conditions, He savs that ulti­
mately. prunes will prove as they
have in the past, a gtx>d invest­
ment.
In the planting of cherries, he
calls attention to the fact that
Royal Anne. Ring and Lamberts
are not only self-sterile but that
with these varieties must he
planted the Long Stemmed Wa­
terhouse or some other good
pollen izer.
Internal Revenue Returns
To help taxpayers in making
their returns.
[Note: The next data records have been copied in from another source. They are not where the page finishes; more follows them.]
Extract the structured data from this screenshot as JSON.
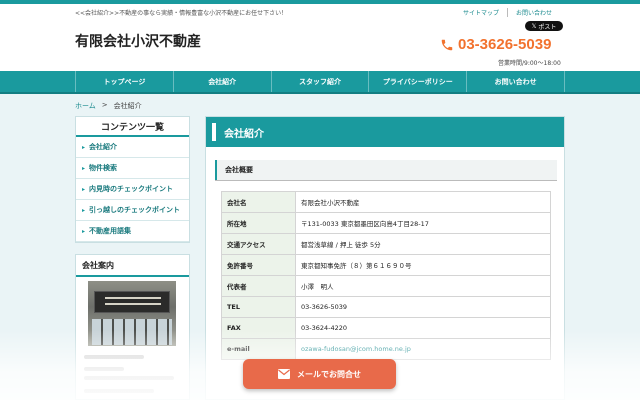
{
  "header": {
    "tagline": "<<会社紹介>>不動産の事なら実績・情報豊富な小沢不動産にお任せ下さい！",
    "links": [
      "サイトマップ",
      "お問い合わせ"
    ],
    "x_post_label": "ポスト",
    "company_name": "有限会社小沢不動産",
    "phone": "03-3626-5039",
    "hours": "営業時間/9:00～18:00"
  },
  "nav": {
    "items": [
      "トップページ",
      "会社紹介",
      "スタッフ紹介",
      "プライバシーポリシー",
      "お問い合わせ"
    ]
  },
  "breadcrumb": {
    "home": "ホーム",
    "separator": ">",
    "current": "会社紹介"
  },
  "sidebar": {
    "contents_title": "コンテンツ一覧",
    "items": [
      "会社紹介",
      "物件検索",
      "内見時のチェックポイント",
      "引っ越しのチェックポイント",
      "不動産用語集"
    ],
    "company_box_title": "会社案内"
  },
  "main": {
    "title": "会社紹介",
    "subtitle": "会社概要",
    "rows": [
      {
        "key": "会社名",
        "value": "有限会社小沢不動産"
      },
      {
        "key": "所在地",
        "value": "〒131-0033 東京都墨田区向島4丁目28-17"
      },
      {
        "key": "交通アクセス",
        "value": "都営浅草線 / 押上 徒歩 5分"
      },
      {
        "key": "免許番号",
        "value": "東京都知事免許（８）第６１６９０号"
      },
      {
        "key": "代表者",
        "value": "小澤　明人"
      },
      {
        "key": "TEL",
        "value": "03-3626-5039"
      },
      {
        "key": "FAX",
        "value": "03-3624-4220"
      },
      {
        "key": "e-mail",
        "value": "ozawa-fudosan@jcom.home.ne.jp"
      }
    ]
  },
  "contact_button": {
    "label": "メールでお問合せ"
  },
  "colors": {
    "accent": "#1a9a9e",
    "phone": "#f2722e",
    "contact_button": "#e86a4a"
  }
}
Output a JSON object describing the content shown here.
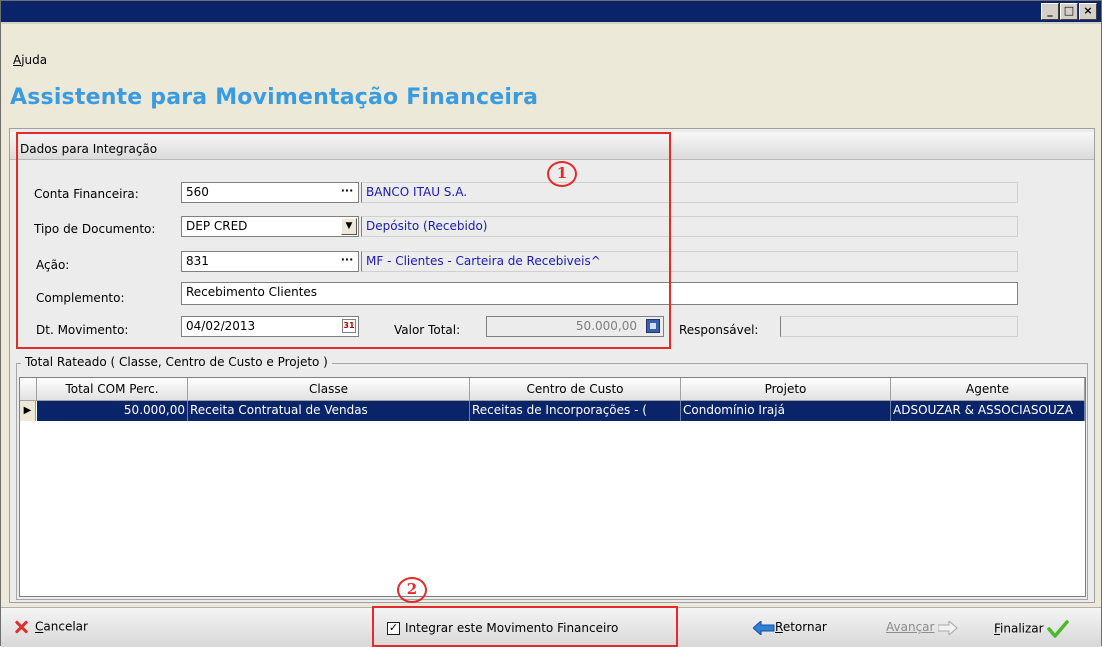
{
  "window": {
    "minimize_glyph": "_",
    "maximize_glyph": "□",
    "close_glyph": "×"
  },
  "menu": {
    "help_accel": "A",
    "help_rest": "juda"
  },
  "page_title": "Assistente para Movimentação Financeira",
  "section": {
    "title": "Dados para Integração"
  },
  "form": {
    "conta_label": "Conta Financeira:",
    "conta_value": "560",
    "conta_desc": "BANCO ITAU S.A.",
    "tipo_label": "Tipo de Documento:",
    "tipo_value": "DEP CRED",
    "tipo_desc": "Depósito (Recebido)",
    "acao_label": "Ação:",
    "acao_value": "831",
    "acao_desc": "MF - Clientes - Carteira de Recebiveis^",
    "complemento_label": "Complemento:",
    "complemento_value": "Recebimento Clientes",
    "dt_label": "Dt. Movimento:",
    "dt_value": "04/02/2013",
    "valor_label": "Valor Total:",
    "valor_value": "50.000,00",
    "responsavel_label": "Responsável:",
    "responsavel_value": ""
  },
  "annotations": {
    "one": "1",
    "two": "2"
  },
  "group": {
    "title": "Total Rateado ( Classe, Centro de Custo e Projeto )"
  },
  "grid": {
    "columns": [
      "Total COM Perc.",
      "Classe",
      "Centro de Custo",
      "Projeto",
      "Agente"
    ],
    "rows": [
      [
        "50.000,00",
        "Receita Contratual de Vendas",
        "Receitas de Incorporações - (",
        "Condomínio Irajá",
        "ADSOUZAR & ASSOCIASOUZA"
      ]
    ]
  },
  "footer": {
    "cancel_accel": "C",
    "cancel_rest": "ancelar",
    "integrate_label": "Integrar este Movimento Financeiro",
    "integrate_checked": true,
    "back_accel": "R",
    "back_rest": "etornar",
    "next_label": "Avançar",
    "finish_accel": "F",
    "finish_rest": "inalizar"
  },
  "colors": {
    "title_blue": "#3a9be0",
    "highlight_red": "#e32b2b",
    "selection_navy": "#0a246a"
  }
}
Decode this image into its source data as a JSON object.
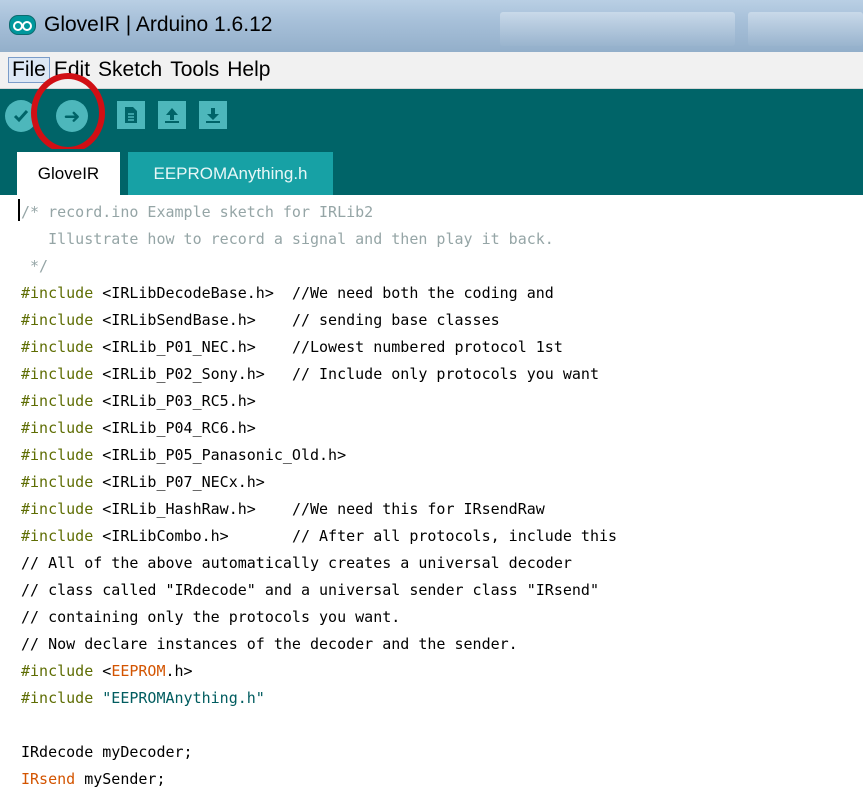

J. J. Collins and
G. \ . Roberts deputy collectors
of Internal Revenue, will be at
the Oregon City Court House,
February 2nd to 25th inclusive.
These gentlemen will be happy
to render any aid taxpayeis may
require.
c T p e
Si R A D I V A R A
“K N O W N FOR T O N E '
^
PATE KITED
D on’t Class the Stradivara
w ith a Common T alking
Machine. : • • •
The Stradavara is a real instrument.
The
new
Patent Sounding Board gives
a tone that you do not get in any ctner
Phonograph.
Remember
also,
that
the
STR A D A V A R A is made in Oregon, and
when you buy one, you are helping keep up
Oregon pay roll.
m
Prices from $40.00 up.
dL
TERMS TO SUIT YOU.
THE U N I V E R S A L C A R
NEW PRICES
F reight and W a r
T ax
Included
ESTA CA D A :
Roadster
.......................................$529.84
Kor*dsler S ta rter.......................... 602.73
.................... 576.70
louring S ta r te r ................
640 SR
COUPE-
*
Starter and Demountable Rims 894 28
SEDAN—
Starter and Demountable Rims 946.34
Trucks Pneumatic Tires . . . .
674.78
1 ractor............................. ................ 890 35
Raker
GRESHAM
&
Son
ESTACADA